absent from [the informant's] declaration is any reference to a time frame from which to anticipate drugs being delivered from [Flaherty's] vehicle. The particular frequency of such deliveries in the past, as well as the probability that such *601 might continue at any particular time in the future remains wholly a mystery. Were such deliveries made by [Flaherty] hourly, daily, weekly, monthly, or at some other interval of time? "Any selection of time on our part would be purely conjectural so too must have been the magistrate's determination."

Id. at 404, 583 A.2d at 1179 (quoting Commonwealth v. Conner, 452 Pa. 333, 340-41, 305 A.2d 341, 345 (1973)).

Here, the magistrate hardly needed to engage in any temporal speculation regarding when drugs might be located in the white Cadillac. The affidavit stated that the Zelasnys, known drug dealers, would be traveling to and returning from New York, a known drug source, on January 25. On January 25, while the car was returning from New York, thus corroborating the tip, the police applied for a search warrant. This case is entirely antithetical to Flaherty because here the informant predicted precisely when the criminal conduct would occur, whereas in Flaherty there was no such indication.[1] What was conjectural in Flaherty was imminent here.

I simply cannot accept my colleagues' postulation that the affidavit fails to identify with fair probability the Zelasny brothers as the drivers of the white Cadillac. Moreover, even if the Zelasnys were not identified properly, it is more than mere coincidence that "two white males" drove the Cadillac out of Mahanoy City, stopped at a factory in MacAdoo, and *602 drove on a highway which leads directly to New York. These actions alone, which fully corroborate the informant's tip, indicate to me that there was a fair probability that criminal activity was transpiring, and that drugs would be located in the car. If the police work in this case, as fully evidenced by the allegations in the affidavit, does not present probable cause, the Schuylkill County Police Drug Task Force has my sympathy.

NOTES

[1] It is also interesting to note that in Flaherty, the police executed a speculative warrant while defendant was washing his car. There was absolutely no independent corroboration that any illegal activity was occurring in that car.

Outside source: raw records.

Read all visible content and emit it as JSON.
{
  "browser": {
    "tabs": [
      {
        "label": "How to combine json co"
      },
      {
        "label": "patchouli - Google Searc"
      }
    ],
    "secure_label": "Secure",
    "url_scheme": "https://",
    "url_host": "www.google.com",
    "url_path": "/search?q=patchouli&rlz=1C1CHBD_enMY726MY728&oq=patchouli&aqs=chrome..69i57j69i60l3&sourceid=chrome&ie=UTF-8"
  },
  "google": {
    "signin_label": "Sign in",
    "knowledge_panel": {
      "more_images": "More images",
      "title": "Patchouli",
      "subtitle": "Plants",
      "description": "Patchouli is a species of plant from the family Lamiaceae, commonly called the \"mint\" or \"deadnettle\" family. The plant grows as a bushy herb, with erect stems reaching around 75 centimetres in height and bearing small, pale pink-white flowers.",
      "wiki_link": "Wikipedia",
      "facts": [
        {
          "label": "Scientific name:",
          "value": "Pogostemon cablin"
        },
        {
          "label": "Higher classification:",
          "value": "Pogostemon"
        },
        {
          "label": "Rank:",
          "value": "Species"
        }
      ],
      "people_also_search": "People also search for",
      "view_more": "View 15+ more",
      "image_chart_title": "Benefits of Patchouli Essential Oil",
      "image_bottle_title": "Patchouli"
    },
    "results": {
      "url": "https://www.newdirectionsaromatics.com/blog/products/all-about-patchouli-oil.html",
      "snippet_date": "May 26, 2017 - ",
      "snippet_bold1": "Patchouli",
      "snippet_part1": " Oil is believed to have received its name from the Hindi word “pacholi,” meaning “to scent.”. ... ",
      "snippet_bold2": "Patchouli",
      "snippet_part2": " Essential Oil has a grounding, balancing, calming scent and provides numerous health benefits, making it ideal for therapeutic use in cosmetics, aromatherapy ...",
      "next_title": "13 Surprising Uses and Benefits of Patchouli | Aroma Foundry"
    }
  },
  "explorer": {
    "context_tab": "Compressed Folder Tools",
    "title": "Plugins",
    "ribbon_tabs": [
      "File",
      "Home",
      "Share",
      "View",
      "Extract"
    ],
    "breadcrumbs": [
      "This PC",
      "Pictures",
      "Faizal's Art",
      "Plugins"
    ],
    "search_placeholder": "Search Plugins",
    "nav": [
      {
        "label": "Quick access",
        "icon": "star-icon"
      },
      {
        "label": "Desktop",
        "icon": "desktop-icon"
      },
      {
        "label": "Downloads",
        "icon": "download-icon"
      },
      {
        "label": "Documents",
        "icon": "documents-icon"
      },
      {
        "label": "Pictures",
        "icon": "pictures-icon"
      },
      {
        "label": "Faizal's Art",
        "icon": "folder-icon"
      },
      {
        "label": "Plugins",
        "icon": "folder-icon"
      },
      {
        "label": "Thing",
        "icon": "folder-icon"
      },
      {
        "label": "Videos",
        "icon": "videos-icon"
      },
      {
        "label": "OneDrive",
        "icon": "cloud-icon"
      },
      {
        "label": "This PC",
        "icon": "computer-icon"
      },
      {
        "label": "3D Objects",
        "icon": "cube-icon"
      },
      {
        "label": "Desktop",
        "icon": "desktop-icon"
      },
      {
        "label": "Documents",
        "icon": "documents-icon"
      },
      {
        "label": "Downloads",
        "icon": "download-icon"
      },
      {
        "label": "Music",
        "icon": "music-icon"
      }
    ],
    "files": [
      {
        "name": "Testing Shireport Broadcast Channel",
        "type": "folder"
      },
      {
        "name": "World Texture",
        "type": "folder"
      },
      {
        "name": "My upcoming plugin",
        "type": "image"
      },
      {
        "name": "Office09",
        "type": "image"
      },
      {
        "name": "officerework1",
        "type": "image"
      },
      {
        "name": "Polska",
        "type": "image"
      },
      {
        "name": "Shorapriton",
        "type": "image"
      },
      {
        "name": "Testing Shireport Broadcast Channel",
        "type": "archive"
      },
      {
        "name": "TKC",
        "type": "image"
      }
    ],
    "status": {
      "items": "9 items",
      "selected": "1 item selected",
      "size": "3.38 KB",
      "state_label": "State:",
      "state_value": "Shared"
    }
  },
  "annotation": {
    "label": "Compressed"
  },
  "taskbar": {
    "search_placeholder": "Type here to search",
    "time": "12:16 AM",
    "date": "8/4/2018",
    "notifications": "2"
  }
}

Here, the police waited until their tip was fully corroborated to seek and execute a warrant. It seems that in this case, where there is a higher degree of urgency than in Flaherty, the police are being punished for being scrupulous. Although the majority is correct in asserting that we cannot look outside of the affidavit's four corners, I cannot realistically entertain any notion that the police did not precisely know who the Zelasnys were, that they knew the Zelasnys were driving the vehicle, and that all of this was lost on the magistrate. Indeed, it is undisputed that the "unidentified" male at the cigar factory was an informant employed by another member of the Drug Task Force, specifically instructed to give "buy money" to the Zelasnys. By engaging in trifles, the majority simply ignores the reality of the situation and the context of the affidavit.